Meanwhile, Iran has sent a thousand rockets to Hezbollah, is supporting the Houthi in Yemen (look at a map to see why that is important), and adding more centrifuges. White House national security advisor Susan Rice denied, in a speech to Brookings Institution, that the threats facing the United States are in any way “existential” — blaming that perception on media “alarmism.” (With more centrifuges, a bomb in 2 months!)
After a year that saw a Russian invasion in eastern Europe, continued violence in Israel, massive international cyber-attacks on American companies and the rise of an ultra-violent Islamic caliphate in the Middle East, Rice took pains to assure her audience that all is well.

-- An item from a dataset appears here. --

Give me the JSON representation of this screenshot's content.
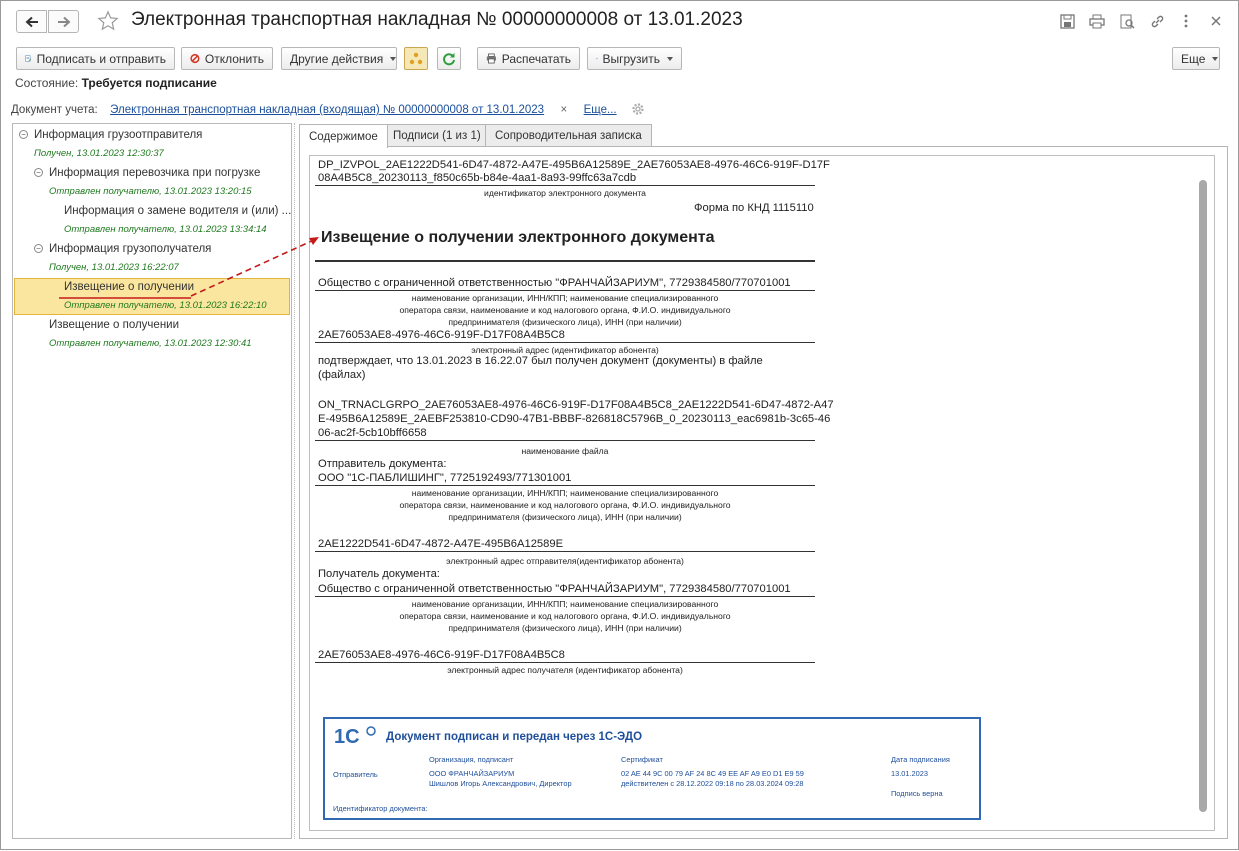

“Too often, what’s missing here in Washington is a sense of perspective,” she said. “Yes, there is a lot going on. Still, while the dangers we face may be more numerous and varied, they are not of the existential nature we confronted during World War II or during the Cold War. We cannot afford to be buffeted by alarmism or an instantaneous news cycle.”
She listed other threats to U.S. security, including “the very real threat of climate change” and the necessity of promoting equality for homosexuals. The new National Security Strategy is here, should you wish to delve more deeply. Foreign Policy remarked:
Of course, if you are like most Americans, you won’t ever read it at all. Which is just as well. Along with being devoid of strategy, the document is also devoid of surprises or new ideas. That could be because its focus is not, as would be the case in a real strategic planning document, the future. Instead, it is the past. This document is really a brief filed by the president in defense of his record to date.
The discussion of the rising cyber-threat is under a heading called “Access to Shared Spaces”. preceded by “Climate Change” and followed by “Increasing Global Health Security.”
Paul Mirengoff at Powerline quotes the Washington Post’s concerns:
The three concerns are: (1) that a process began with the goal of eliminating Iran’s potential to produce nuclear weapons has evolved into a plan to tolerate and temporarily restrict that capacity; (2) during the negotiations, Obama seemingly has conceded Iran’s place as a regional power at the expense of Israel and other U.S. allies; and (3) Obama has signaled that he will implement his deal without a vote by either chamber of Congress.
Charles Krauthammer sees us as back in the perilous days of the late 1930’s, when some could see glimmers of what was coming down. I’m inclined to agree with him.